[TASK OBJECTIVE] Each line below should be quoted exactly, please.

------ RECORDS SHOWN ------

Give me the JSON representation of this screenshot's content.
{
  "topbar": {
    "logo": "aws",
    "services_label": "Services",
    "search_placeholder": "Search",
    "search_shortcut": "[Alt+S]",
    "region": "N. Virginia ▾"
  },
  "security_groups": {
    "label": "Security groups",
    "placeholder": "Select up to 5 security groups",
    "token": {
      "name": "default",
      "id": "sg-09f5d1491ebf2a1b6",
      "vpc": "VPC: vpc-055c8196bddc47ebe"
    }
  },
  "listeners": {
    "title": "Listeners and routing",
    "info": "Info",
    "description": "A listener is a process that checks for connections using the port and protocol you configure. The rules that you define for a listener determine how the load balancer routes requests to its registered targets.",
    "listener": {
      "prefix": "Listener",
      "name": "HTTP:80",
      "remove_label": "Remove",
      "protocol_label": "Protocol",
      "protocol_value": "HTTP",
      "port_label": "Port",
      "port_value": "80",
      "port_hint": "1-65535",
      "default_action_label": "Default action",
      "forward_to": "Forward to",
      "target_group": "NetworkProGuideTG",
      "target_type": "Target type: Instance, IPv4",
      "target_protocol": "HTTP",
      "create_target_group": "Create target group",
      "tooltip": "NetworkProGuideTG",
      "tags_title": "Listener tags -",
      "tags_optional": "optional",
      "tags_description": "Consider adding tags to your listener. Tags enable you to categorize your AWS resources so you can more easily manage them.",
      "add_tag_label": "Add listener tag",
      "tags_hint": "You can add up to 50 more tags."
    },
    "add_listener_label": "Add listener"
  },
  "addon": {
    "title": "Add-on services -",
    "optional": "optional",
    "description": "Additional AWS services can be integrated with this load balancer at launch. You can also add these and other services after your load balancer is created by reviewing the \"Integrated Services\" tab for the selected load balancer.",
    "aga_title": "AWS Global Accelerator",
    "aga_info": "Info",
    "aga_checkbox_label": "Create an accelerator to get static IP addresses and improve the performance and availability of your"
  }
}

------

[REPLY TO THE EXERCISE]
Give me the JSON representation of this screenshot's content.
{
  "topbar": {
    "logo": "aws",
    "services_label": "Services",
    "search_placeholder": "Search",
    "search_shortcut": "[Alt+S]",
    "region": "N. Virginia ▾"
  },
  "security_groups": {
    "label": "Security groups",
    "placeholder": "Select up to 5 security groups",
    "token": {
      "name": "default",
      "id": "sg-09f5d1491ebf2a1b6",
      "vpc": "VPC: vpc-055c8196bddc47ebe"
    }
  },
  "listeners": {
    "title": "Listeners and routing",
    "info": "Info",
    "description": "A listener is a process that checks for connections using the port and protocol you configure. The rules that you define for a listener determine how the load balancer routes requests to its registered targets.",
    "listener": {
      "prefix": "Listener",
      "name": "HTTP:80",
      "remove_label": "Remove",
      "protocol_label": "Protocol",
      "protocol_value": "HTTP",
      "port_label": "Port",
      "port_value": "80",
      "port_hint": "1-65535",
      "default_action_label": "Default action",
      "forward_to": "Forward to",
      "target_group": "NetworkProGuideTG",
      "target_type": "Target type: Instance, IPv4",
      "target_protocol": "HTTP",
      "create_target_group": "Create target group",
      "tooltip": "NetworkProGuideTG",
      "tags_title": "Listener tags -",
      "tags_optional": "optional",
      "tags_description": "Consider adding tags to your listener. Tags enable you to categorize your AWS resources so you can more easily manage them.",
      "add_tag_label": "Add listener tag",
      "tags_hint": "You can add up to 50 more tags."
    },
    "add_listener_label": "Add listener"
  },
  "addon": {
    "title": "Add-on services -",
    "optional": "optional",
    "description": "Additional AWS services can be integrated with this load balancer at launch. You can also add these and other services after your load balancer is created by reviewing the \"Integrated Services\" tab for the selected load balancer.",
    "aga_title": "AWS Global Accelerator",
    "aga_info": "Info",
    "aga_checkbox_label": "Create an accelerator to get static IP addresses and improve the performance and availability of your"
  }
}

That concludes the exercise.